**MATERIAL TO PROCESS:**
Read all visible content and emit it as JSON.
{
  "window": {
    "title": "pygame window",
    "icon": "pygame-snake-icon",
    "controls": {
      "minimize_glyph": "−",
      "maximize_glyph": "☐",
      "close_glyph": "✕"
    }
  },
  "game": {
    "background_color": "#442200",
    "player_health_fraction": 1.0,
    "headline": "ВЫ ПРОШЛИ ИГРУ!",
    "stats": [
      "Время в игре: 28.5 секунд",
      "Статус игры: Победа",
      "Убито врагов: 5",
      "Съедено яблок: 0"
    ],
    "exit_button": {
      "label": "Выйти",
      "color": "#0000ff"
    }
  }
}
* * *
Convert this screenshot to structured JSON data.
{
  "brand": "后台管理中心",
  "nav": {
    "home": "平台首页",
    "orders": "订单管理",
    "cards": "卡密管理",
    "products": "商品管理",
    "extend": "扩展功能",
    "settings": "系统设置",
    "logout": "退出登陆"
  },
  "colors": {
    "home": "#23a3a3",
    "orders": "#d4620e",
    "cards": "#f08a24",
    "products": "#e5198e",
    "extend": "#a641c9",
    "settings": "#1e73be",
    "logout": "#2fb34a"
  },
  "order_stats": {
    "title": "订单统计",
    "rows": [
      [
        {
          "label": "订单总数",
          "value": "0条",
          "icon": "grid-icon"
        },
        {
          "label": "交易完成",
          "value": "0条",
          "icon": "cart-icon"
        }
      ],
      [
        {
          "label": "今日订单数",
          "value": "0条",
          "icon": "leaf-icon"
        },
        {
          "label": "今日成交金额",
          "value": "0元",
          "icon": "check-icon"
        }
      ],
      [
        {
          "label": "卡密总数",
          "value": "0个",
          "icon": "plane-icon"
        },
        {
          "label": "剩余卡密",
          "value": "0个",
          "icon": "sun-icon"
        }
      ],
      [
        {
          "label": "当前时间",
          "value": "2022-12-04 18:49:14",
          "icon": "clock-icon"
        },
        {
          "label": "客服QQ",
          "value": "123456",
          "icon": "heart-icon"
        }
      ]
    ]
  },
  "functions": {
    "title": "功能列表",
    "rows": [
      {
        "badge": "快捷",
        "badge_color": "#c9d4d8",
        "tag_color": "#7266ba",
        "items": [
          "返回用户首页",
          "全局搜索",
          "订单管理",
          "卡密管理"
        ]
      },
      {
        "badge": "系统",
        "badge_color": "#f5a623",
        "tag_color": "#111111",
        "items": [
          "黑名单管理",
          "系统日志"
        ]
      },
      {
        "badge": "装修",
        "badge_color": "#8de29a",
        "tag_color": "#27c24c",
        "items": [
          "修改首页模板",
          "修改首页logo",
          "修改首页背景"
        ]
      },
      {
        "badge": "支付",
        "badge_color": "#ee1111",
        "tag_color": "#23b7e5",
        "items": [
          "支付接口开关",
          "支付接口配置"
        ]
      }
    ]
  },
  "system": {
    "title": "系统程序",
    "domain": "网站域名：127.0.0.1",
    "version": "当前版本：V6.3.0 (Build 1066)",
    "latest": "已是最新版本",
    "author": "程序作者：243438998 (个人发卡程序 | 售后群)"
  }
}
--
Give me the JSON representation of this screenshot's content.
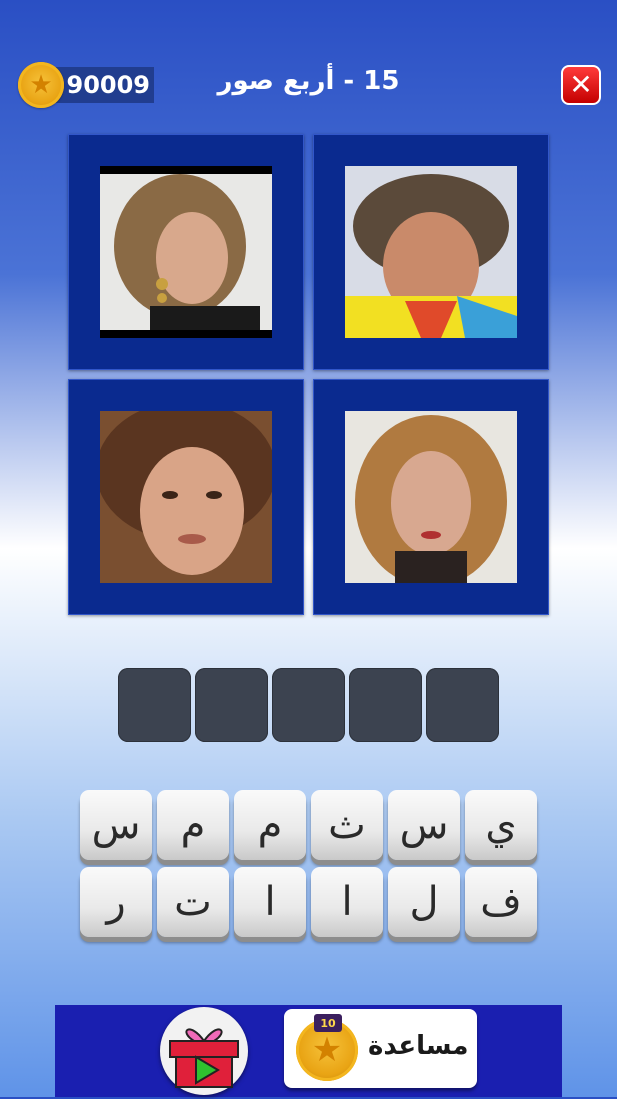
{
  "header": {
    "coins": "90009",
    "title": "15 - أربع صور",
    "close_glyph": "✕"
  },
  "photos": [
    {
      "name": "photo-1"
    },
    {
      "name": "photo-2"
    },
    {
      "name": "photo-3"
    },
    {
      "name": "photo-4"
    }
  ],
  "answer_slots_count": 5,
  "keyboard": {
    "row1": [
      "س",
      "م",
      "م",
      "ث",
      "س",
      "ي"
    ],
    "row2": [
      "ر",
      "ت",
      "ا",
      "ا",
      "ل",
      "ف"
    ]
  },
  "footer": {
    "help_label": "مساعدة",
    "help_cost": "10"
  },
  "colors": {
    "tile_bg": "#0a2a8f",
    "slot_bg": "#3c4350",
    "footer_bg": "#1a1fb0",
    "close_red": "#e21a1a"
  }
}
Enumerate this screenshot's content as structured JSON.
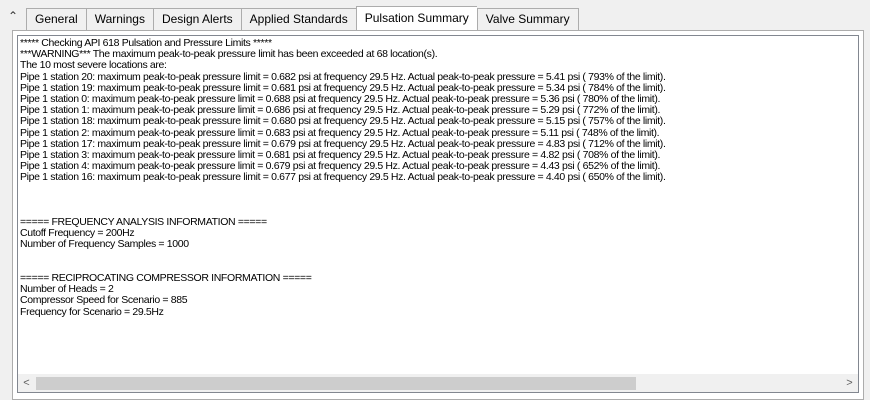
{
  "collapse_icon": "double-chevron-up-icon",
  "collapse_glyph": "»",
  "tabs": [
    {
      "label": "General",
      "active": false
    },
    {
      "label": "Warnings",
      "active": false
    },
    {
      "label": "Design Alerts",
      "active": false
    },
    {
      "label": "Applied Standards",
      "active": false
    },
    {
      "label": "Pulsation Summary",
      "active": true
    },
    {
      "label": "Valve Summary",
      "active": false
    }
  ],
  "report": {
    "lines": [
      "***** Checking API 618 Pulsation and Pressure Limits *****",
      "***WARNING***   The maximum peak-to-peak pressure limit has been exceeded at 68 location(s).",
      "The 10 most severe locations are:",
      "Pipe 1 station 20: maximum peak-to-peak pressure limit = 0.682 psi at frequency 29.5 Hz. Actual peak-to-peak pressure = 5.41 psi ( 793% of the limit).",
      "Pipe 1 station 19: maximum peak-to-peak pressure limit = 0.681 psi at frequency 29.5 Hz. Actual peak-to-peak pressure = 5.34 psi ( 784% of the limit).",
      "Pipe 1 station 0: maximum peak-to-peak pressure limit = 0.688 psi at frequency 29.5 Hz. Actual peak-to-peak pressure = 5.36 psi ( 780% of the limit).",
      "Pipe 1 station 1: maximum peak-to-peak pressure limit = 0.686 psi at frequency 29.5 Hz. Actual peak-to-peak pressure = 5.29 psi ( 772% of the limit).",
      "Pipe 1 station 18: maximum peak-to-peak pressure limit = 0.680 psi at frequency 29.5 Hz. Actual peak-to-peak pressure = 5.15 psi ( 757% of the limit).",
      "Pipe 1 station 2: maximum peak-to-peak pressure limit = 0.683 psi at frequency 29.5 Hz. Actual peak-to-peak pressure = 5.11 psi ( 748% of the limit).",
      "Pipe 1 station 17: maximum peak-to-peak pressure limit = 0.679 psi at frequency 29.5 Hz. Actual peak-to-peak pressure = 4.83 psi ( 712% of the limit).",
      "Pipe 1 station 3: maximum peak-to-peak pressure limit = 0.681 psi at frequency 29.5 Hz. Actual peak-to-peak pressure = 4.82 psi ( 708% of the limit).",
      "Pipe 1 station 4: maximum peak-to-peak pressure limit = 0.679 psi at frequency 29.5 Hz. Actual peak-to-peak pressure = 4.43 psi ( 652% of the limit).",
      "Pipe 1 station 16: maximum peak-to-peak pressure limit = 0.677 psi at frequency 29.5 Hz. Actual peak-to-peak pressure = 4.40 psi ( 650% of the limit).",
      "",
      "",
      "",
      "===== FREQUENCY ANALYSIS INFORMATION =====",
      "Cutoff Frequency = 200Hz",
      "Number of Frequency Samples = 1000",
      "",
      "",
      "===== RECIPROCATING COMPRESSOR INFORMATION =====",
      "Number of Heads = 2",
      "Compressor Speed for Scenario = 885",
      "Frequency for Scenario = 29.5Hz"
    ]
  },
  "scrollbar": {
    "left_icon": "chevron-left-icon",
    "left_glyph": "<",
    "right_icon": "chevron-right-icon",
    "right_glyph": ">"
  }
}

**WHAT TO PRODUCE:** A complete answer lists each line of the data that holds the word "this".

**REPLY TO THE TASK:**
Convert this screenshot to structured JSON data.
Give me the JSON representation of this screenshot's content.
Enumerate this screenshot's content as structured JSON.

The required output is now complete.